**Your task:** The response must contain the complete data, printed exactly.

**App and web page records:**
========================================================================

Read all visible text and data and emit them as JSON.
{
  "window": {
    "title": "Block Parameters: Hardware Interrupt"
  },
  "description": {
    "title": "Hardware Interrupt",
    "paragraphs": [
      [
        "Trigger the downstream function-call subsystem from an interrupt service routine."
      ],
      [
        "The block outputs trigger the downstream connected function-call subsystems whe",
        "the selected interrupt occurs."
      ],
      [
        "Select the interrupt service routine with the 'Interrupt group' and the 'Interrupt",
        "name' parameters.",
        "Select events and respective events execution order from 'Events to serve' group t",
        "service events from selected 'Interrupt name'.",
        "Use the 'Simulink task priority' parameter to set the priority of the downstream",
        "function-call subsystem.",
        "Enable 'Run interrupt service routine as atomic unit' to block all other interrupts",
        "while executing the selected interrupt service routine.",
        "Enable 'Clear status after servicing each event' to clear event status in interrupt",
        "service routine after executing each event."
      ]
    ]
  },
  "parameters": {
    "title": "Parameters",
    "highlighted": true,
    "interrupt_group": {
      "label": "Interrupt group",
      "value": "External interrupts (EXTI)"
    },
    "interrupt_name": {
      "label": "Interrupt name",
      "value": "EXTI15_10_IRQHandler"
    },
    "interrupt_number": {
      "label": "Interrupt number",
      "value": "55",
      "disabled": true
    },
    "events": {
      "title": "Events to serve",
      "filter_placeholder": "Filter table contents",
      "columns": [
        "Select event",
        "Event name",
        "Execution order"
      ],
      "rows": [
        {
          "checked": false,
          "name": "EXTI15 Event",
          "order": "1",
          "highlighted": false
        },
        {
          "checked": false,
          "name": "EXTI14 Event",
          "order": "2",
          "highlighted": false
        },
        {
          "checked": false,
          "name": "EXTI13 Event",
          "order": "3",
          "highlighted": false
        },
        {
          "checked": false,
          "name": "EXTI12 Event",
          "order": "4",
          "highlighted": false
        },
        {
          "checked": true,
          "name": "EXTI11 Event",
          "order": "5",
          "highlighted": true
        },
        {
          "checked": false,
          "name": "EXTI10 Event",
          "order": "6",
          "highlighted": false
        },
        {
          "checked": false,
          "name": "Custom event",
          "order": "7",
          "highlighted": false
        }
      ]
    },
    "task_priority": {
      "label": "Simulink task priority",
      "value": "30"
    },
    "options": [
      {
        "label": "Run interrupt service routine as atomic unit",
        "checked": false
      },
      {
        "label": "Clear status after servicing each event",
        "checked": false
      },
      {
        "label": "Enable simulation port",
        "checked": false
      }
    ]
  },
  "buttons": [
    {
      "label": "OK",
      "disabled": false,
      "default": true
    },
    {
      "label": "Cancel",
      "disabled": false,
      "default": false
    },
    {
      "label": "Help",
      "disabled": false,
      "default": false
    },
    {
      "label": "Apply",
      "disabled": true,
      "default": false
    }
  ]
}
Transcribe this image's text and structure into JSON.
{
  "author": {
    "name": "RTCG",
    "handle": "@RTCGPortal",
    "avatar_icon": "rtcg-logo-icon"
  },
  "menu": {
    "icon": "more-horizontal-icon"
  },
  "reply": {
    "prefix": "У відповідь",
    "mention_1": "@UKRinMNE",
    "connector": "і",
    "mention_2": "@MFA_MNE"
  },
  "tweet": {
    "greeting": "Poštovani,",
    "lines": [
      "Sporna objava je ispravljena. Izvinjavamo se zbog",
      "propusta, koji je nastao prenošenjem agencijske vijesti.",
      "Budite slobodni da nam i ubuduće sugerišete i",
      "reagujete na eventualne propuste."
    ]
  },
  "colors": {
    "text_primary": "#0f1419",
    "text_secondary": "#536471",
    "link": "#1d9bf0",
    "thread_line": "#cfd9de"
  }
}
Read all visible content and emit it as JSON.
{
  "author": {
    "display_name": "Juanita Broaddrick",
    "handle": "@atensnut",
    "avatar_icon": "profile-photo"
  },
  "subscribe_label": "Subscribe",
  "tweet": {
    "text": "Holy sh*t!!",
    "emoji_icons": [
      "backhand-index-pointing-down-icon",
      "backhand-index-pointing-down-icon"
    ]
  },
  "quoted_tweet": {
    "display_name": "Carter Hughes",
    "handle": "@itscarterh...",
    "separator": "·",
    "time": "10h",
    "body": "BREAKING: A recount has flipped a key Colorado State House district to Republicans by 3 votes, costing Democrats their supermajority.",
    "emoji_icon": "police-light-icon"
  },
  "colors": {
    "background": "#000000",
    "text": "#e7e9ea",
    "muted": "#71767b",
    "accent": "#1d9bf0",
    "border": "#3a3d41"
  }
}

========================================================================

**Task solution:**
Read all visible text and data and emit them as JSON.
{
  "window": {
    "title": "Block Parameters: Hardware Interrupt"
  },
  "description": {
    "title": "Hardware Interrupt",
    "paragraphs": [
      [
        "Trigger the downstream function-call subsystem from an interrupt service routine."
      ],
      [
        "The block outputs trigger the downstream connected function-call subsystems whe",
        "the selected interrupt occurs."
      ],
      [
        "Select the interrupt service routine with the 'Interrupt group' and the 'Interrupt",
        "name' parameters.",
        "Select events and respective events execution order from 'Events to serve' group t",
        "service events from selected 'Interrupt name'.",
        "Use the 'Simulink task priority' parameter to set the priority of the downstream",
        "function-call subsystem.",
        "Enable 'Run interrupt service routine as atomic unit' to block all other interrupts",
        "while executing the selected interrupt service routine.",
        "Enable 'Clear status after servicing each event' to clear event status in interrupt",
        "service routine after executing each event."
      ]
    ]
  },
  "parameters": {
    "title": "Parameters",
    "highlighted": true,
    "interrupt_group": {
      "label": "Interrupt group",
      "value": "External interrupts (EXTI)"
    },
    "interrupt_name": {
      "label": "Interrupt name",
      "value": "EXTI15_10_IRQHandler"
    },
    "interrupt_number": {
      "label": "Interrupt number",
      "value": "55",
      "disabled": true
    },
    "events": {
      "title": "Events to serve",
      "filter_placeholder": "Filter table contents",
      "columns": [
        "Select event",
        "Event name",
        "Execution order"
      ],
      "rows": [
        {
          "checked": false,
          "name": "EXTI15 Event",
          "order": "1",
          "highlighted": false
        },
        {
          "checked": false,
          "name": "EXTI14 Event",
          "order": "2",
          "highlighted": false
        },
        {
          "checked": false,
          "name": "EXTI13 Event",
          "order": "3",
          "highlighted": false
        },
        {
          "checked": false,
          "name": "EXTI12 Event",
          "order": "4",
          "highlighted": false
        },
        {
          "checked": true,
          "name": "EXTI11 Event",
          "order": "5",
          "highlighted": true
        },
        {
          "checked": false,
          "name": "EXTI10 Event",
          "order": "6",
          "highlighted": false
        },
        {
          "checked": false,
          "name": "Custom event",
          "order": "7",
          "highlighted": false
        }
      ]
    },
    "task_priority": {
      "label": "Simulink task priority",
      "value": "30"
    },
    "options": [
      {
        "label": "Run interrupt service routine as atomic unit",
        "checked": false
      },
      {
        "label": "Clear status after servicing each event",
        "checked": false
      },
      {
        "label": "Enable simulation port",
        "checked": false
      }
    ]
  },
  "buttons": [
    {
      "label": "OK",
      "disabled": false,
      "default": true
    },
    {
      "label": "Cancel",
      "disabled": false,
      "default": false
    },
    {
      "label": "Help",
      "disabled": false,
      "default": false
    },
    {
      "label": "Apply",
      "disabled": true,
      "default": false
    }
  ]
}
Transcribe this image's text and structure into JSON.
{
  "author": {
    "name": "RTCG",
    "handle": "@RTCGPortal",
    "avatar_icon": "rtcg-logo-icon"
  },
  "menu": {
    "icon": "more-horizontal-icon"
  },
  "reply": {
    "prefix": "У відповідь",
    "mention_1": "@UKRinMNE",
    "connector": "і",
    "mention_2": "@MFA_MNE"
  },
  "tweet": {
    "greeting": "Poštovani,",
    "lines": [
      "Sporna objava je ispravljena. Izvinjavamo se zbog",
      "propusta, koji je nastao prenošenjem agencijske vijesti.",
      "Budite slobodni da nam i ubuduće sugerišete i",
      "reagujete na eventualne propuste."
    ]
  },
  "colors": {
    "text_primary": "#0f1419",
    "text_secondary": "#536471",
    "link": "#1d9bf0",
    "thread_line": "#cfd9de"
  }
}
Read all visible content and emit it as JSON.
{
  "author": {
    "display_name": "Juanita Broaddrick",
    "handle": "@atensnut",
    "avatar_icon": "profile-photo"
  },
  "subscribe_label": "Subscribe",
  "tweet": {
    "text": "Holy sh*t!!",
    "emoji_icons": [
      "backhand-index-pointing-down-icon",
      "backhand-index-pointing-down-icon"
    ]
  },
  "quoted_tweet": {
    "display_name": "Carter Hughes",
    "handle": "@itscarterh...",
    "separator": "·",
    "time": "10h",
    "body": "BREAKING: A recount has flipped a key Colorado State House district to Republicans by 3 votes, costing Democrats their supermajority.",
    "emoji_icon": "police-light-icon"
  },
  "colors": {
    "background": "#000000",
    "text": "#e7e9ea",
    "muted": "#71767b",
    "accent": "#1d9bf0",
    "border": "#3a3d41"
  }
}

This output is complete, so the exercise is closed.